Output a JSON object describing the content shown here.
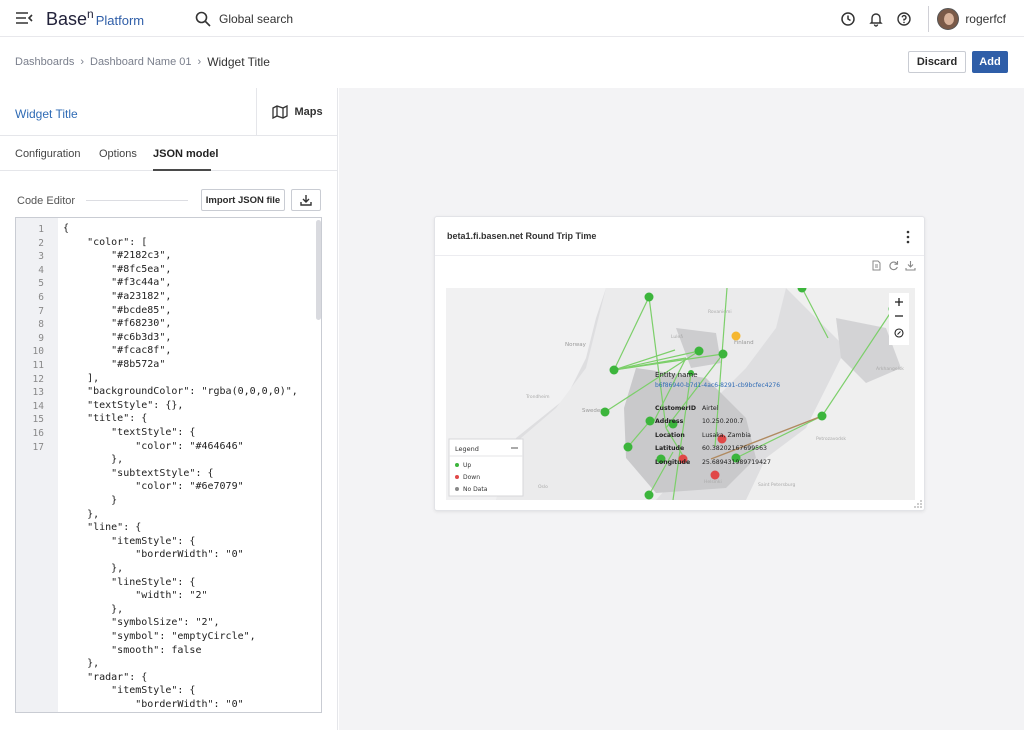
{
  "app": {
    "brand": "Base",
    "brand_sup": "n",
    "brand_platform": "Platform"
  },
  "search": {
    "label": "Global search"
  },
  "user": {
    "name": "rogerfcf"
  },
  "breadcrumb": {
    "items": [
      "Dashboards",
      "Dashboard Name 01"
    ],
    "current": "Widget Title"
  },
  "actions": {
    "discard": "Discard",
    "add": "Add"
  },
  "widget": {
    "title": "Widget Title",
    "type_label": "Maps"
  },
  "tabs": [
    "Configuration",
    "Options",
    "JSON model"
  ],
  "active_tab": "JSON model",
  "editor": {
    "label": "Code Editor",
    "import_label": "Import JSON file",
    "line_numbers": [
      "1",
      "2",
      "3",
      "4",
      "5",
      "6",
      "7",
      "8",
      "9",
      "10",
      "11",
      "12",
      "13",
      "14",
      "15",
      "16",
      "17"
    ],
    "lines": [
      "{",
      "    \"color\": [",
      "        \"#2182c3\",",
      "        \"#8fc5ea\",",
      "        \"#f3c44a\",",
      "        \"#a23182\",",
      "        \"#bcde85\",",
      "        \"#f68230\",",
      "        \"#c6b3d3\",",
      "        \"#fcac8f\",",
      "        \"#8b572a\"",
      "    ],",
      "    \"backgroundColor\": \"rgba(0,0,0,0)\",",
      "    \"textStyle\": {},",
      "    \"title\": {",
      "        \"textStyle\": {",
      "            \"color\": \"#464646\"",
      "        },",
      "        \"subtextStyle\": {",
      "            \"color\": \"#6e7079\"",
      "        }",
      "    },",
      "    \"line\": {",
      "        \"itemStyle\": {",
      "            \"borderWidth\": \"0\"",
      "        },",
      "        \"lineStyle\": {",
      "            \"width\": \"2\"",
      "        },",
      "        \"symbolSize\": \"2\",",
      "        \"symbol\": \"emptyCircle\",",
      "        \"smooth\": false",
      "    },",
      "    \"radar\": {",
      "        \"itemStyle\": {",
      "            \"borderWidth\": \"0\""
    ]
  },
  "card": {
    "title": "beta1.fi.basen.net Round Trip Time"
  },
  "map": {
    "places": [
      "Norway",
      "Finland",
      "Sweden",
      "Rovaniemi",
      "Trondheim",
      "Oslo",
      "Helsinki",
      "Saint Petersburg",
      "Arkhangelsk",
      "Petrozavodsk",
      "Luleå"
    ],
    "tooltip": {
      "entity_label": "Entity name",
      "entity_id": "b6f86940-b7d1-4ac6-8291-cb9bcfec4276",
      "rows": [
        {
          "key": "CustomerID",
          "value": "Airtel"
        },
        {
          "key": "Address",
          "value": "10.250.200.7"
        },
        {
          "key": "Location",
          "value": "Lusaka, Zambia"
        },
        {
          "key": "Latitude",
          "value": "60.38202167699563"
        },
        {
          "key": "Longitude",
          "value": "25.689431989719427"
        }
      ]
    },
    "legend": {
      "title": "Legend",
      "items": [
        {
          "label": "Up",
          "color": "#3cb53c"
        },
        {
          "label": "Down",
          "color": "#e04848"
        },
        {
          "label": "No Data",
          "color": "#8a8a8a"
        }
      ]
    },
    "colors": {
      "up": "#3cb53c",
      "down": "#e04848",
      "warn": "#f5b731",
      "link": "#7ccf6a",
      "brown": "#b08a60"
    }
  }
}
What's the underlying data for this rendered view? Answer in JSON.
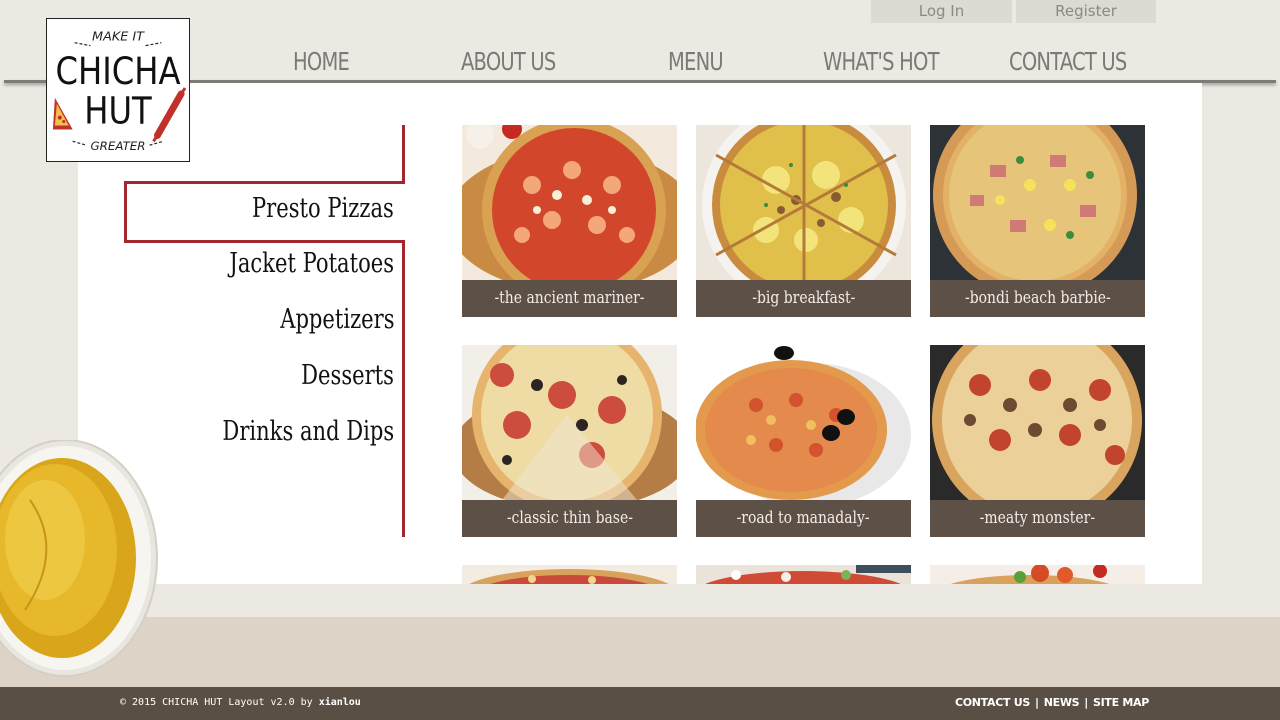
{
  "auth": {
    "login": "Log In",
    "register": "Register"
  },
  "logo": {
    "top": "MAKE IT",
    "line1": "CHICHA",
    "line2": "HUT",
    "bottom": "GREATER"
  },
  "nav": [
    "HOME",
    "ABOUT US",
    "MENU",
    "WHAT'S HOT",
    "CONTACT US"
  ],
  "sidebar": {
    "active": "Presto Pizzas",
    "items": [
      "Presto Pizzas",
      "Jacket Potatoes",
      "Appetizers",
      "Desserts",
      "Drinks and Dips"
    ]
  },
  "pizzas": [
    "-the ancient mariner-",
    "-big breakfast-",
    "-bondi beach barbie-",
    "-classic thin base-",
    "-road to manadaly-",
    "-meaty monster-"
  ],
  "footer": {
    "copyright": "© 2015 CHICHA HUT Layout v2.0 by ",
    "author": "xianlou",
    "links": [
      "CONTACT US",
      "NEWS",
      "SITE MAP"
    ]
  },
  "colors": {
    "accent": "#a2262b",
    "caption_bg": "#5d5047",
    "footer_bg": "#5a4f45",
    "page_bg": "#ece8e2"
  }
}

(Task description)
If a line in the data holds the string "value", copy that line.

(Solution to this exercise)
          "value": "Airtel"
          "value": "10.250.200.7"
          "value": "Lusaka, Zambia"
          "value": "60.38202167699563"
          "value": "25.689431989719427"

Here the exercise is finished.